The task:
When the string "close" occurs in a line of the listing below, return that line.
----- Input data -----
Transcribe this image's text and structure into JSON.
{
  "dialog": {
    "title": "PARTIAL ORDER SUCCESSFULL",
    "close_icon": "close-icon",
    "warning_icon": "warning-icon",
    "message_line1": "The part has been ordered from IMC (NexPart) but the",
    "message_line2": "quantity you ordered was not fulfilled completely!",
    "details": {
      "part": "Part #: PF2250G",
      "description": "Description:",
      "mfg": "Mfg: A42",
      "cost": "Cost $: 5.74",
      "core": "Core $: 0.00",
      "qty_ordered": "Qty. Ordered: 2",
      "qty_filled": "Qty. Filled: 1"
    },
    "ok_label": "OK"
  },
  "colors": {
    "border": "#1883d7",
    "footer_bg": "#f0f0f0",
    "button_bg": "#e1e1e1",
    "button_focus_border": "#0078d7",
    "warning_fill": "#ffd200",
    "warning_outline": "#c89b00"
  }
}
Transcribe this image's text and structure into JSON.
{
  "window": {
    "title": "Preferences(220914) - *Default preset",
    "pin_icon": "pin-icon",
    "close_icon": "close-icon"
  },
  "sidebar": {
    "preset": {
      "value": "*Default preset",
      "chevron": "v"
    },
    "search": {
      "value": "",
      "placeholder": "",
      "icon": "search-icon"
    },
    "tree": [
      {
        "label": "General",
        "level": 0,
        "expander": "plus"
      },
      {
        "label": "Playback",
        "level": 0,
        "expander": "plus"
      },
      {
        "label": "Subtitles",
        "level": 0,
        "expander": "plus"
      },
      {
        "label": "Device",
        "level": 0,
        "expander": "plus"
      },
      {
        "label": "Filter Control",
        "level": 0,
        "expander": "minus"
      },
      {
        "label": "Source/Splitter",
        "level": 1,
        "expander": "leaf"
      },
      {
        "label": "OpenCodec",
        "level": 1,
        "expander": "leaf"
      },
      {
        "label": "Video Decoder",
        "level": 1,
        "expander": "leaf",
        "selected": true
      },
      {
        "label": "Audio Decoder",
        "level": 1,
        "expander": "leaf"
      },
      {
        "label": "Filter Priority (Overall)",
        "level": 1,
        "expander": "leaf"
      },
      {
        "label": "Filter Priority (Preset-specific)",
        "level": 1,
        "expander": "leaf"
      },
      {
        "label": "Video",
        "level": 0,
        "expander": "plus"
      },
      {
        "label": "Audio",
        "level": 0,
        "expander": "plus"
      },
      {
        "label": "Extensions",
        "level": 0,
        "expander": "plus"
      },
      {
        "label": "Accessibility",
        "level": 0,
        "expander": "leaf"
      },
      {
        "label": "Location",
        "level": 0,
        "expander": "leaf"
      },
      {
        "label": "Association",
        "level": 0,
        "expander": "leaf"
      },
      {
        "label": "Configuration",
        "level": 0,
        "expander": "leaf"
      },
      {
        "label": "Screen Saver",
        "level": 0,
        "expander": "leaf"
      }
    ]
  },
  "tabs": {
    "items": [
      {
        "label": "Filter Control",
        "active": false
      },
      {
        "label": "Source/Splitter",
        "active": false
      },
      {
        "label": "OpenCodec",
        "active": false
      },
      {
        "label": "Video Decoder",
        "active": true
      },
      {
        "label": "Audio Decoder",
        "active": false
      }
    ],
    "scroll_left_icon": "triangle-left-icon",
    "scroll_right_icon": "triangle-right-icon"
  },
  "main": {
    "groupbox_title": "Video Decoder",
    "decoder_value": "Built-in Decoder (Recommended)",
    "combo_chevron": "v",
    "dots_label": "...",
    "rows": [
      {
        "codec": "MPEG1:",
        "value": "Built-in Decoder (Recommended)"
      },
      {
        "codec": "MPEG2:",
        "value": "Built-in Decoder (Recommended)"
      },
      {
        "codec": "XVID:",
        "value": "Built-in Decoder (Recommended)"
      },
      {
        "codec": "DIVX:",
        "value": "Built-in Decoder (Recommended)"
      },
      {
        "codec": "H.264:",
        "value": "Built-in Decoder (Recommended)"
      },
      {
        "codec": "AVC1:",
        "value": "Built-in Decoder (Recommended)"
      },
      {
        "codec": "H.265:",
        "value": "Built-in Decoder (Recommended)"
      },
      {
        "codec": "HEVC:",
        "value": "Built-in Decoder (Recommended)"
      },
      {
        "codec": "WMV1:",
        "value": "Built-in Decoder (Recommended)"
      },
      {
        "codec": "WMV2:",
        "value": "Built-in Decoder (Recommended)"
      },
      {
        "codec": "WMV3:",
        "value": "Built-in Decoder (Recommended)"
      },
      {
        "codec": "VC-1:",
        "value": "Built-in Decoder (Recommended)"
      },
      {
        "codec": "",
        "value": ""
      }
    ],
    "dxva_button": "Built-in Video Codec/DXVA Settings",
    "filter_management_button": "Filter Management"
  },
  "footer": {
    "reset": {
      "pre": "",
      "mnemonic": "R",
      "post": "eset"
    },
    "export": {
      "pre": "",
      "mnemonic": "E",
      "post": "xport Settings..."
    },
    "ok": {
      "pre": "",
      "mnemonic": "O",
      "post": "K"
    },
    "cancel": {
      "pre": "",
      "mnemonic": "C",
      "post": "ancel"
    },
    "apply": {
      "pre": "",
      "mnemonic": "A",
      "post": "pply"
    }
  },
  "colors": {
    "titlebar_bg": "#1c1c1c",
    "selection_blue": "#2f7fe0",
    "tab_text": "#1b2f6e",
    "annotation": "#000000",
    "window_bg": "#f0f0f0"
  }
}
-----
Task response:
    "close_icon": "close-icon",
    "close_icon": "close-icon"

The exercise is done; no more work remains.